Library Introduction: Books and Book
Reviews for Film and Video
The movie business can be learned from "just doing it", but that takes years
and the opportunity. Books can shorten that process. Studio training is dead.
Film schools require a rich daddy and may take longer than "just doing it" if
one can break into the system.
I feel that understanding the basics makes all the rest easier. I also feel
that entering the movie or video world is like entering a foreign country without
knowledge of the language or customs and no map. Not knowing the language is
a great handicap. For film I highly recommend Ira Konigsberg's "Complete Dictionary
of Film" for any beginner or intermediate film person.
I am upset by authors who offer long lists of long out-of-print, impossible-to-find
books. Authors who create or repeat terms that are specific only to their own
region or personal taste also upset me. This is a disservice to people in other
areas and adds to the huge load of terms that a technician has to learn.
I feel that buying books too advanced for a reader is not wise.
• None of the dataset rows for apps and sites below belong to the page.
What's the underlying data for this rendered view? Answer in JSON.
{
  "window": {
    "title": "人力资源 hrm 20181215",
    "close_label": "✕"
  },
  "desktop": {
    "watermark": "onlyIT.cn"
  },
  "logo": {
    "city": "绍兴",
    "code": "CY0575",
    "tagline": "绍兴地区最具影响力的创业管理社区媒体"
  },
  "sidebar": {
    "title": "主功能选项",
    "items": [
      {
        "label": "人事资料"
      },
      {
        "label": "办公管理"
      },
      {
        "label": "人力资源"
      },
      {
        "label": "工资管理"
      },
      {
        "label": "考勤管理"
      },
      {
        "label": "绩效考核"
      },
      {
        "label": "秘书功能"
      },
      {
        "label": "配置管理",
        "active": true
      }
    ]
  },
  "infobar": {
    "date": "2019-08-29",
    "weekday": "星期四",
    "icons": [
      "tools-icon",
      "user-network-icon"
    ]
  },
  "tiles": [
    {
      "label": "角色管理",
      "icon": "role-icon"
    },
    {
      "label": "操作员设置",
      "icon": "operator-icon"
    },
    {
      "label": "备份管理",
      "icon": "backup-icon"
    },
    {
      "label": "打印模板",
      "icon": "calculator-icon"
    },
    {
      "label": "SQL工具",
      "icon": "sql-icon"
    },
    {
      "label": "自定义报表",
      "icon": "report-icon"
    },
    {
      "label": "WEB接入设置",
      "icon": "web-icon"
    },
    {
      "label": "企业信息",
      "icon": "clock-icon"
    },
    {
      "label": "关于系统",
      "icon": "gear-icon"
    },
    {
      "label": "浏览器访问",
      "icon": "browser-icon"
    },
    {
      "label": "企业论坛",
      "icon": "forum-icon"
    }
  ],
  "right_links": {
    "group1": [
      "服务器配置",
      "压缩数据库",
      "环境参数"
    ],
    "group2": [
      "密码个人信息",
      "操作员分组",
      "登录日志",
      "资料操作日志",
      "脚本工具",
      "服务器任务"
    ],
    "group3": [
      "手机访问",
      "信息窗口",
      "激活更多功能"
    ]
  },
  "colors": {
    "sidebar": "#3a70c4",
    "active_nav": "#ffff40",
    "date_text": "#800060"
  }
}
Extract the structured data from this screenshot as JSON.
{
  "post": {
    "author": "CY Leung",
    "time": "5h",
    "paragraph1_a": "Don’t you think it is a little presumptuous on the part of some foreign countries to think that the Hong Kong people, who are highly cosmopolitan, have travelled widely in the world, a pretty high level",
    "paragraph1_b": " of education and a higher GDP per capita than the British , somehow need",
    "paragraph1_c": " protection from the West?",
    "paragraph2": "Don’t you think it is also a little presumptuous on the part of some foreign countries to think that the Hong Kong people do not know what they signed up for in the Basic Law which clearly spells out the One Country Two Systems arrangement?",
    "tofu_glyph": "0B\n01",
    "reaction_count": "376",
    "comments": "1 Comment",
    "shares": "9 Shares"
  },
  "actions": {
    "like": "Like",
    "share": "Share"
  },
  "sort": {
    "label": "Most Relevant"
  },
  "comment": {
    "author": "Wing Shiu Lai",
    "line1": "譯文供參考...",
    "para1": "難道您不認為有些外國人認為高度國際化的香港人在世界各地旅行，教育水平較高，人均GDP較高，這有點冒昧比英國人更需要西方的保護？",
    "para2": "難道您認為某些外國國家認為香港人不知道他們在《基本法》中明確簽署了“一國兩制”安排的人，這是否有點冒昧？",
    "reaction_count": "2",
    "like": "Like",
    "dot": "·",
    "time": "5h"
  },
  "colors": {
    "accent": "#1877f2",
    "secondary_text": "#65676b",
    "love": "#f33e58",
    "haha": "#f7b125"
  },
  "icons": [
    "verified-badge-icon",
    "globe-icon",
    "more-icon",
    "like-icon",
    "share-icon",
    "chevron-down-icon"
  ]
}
Material that
is not really understood is of little value other than to impress people on
the set, which can back-fire. Unfortunately in the motion picture business there
aren't enough basic books. Fortunately there are many on still photography that
are excellent and available. After all, motion picture photography is photography.
Regular bookstores often have the worst collection of film coffee table books
and catchy titles full of bogus information. In LA we have some good book sources,
Op Amp Books, Birns and Sawyer, Gordon Enterprises and a few others. Only Op
Amp also has still photo books which I feel are very useful for motion picture
photography and video. If the books are all sealed and you can't look inside,
There are often great used out-of-print titles in the used stores at bargain
prices. I highly recommend taking a lot of time when looking at books. Look
for material that you need to know now and not what would be nice to know someday.
In motion picture lighting if feel that mastery of existing lighting is better
than starting with "key, fill and kicker" stage lighting. Most beginners don't
start on a stage anyway and learning what existing light looks like will help
you make more believable light on a stage when you finally get there. Few movie
books talk about existing light, but the still writers fortunately do.
Almost all the information about still photography is useful if the limitation
of camera/shutter speed is factored in. The aspiring camera-person can learn
a lot from shooting stills at much less cost. Movie cameras today are much more
sophisticated, but the film is still exposed frame by frame. Many of the problems
are photographic problems that can be solved by basic knowledge.
© Copyright 1999-2004 Ron Dexter. All Rights Reserved.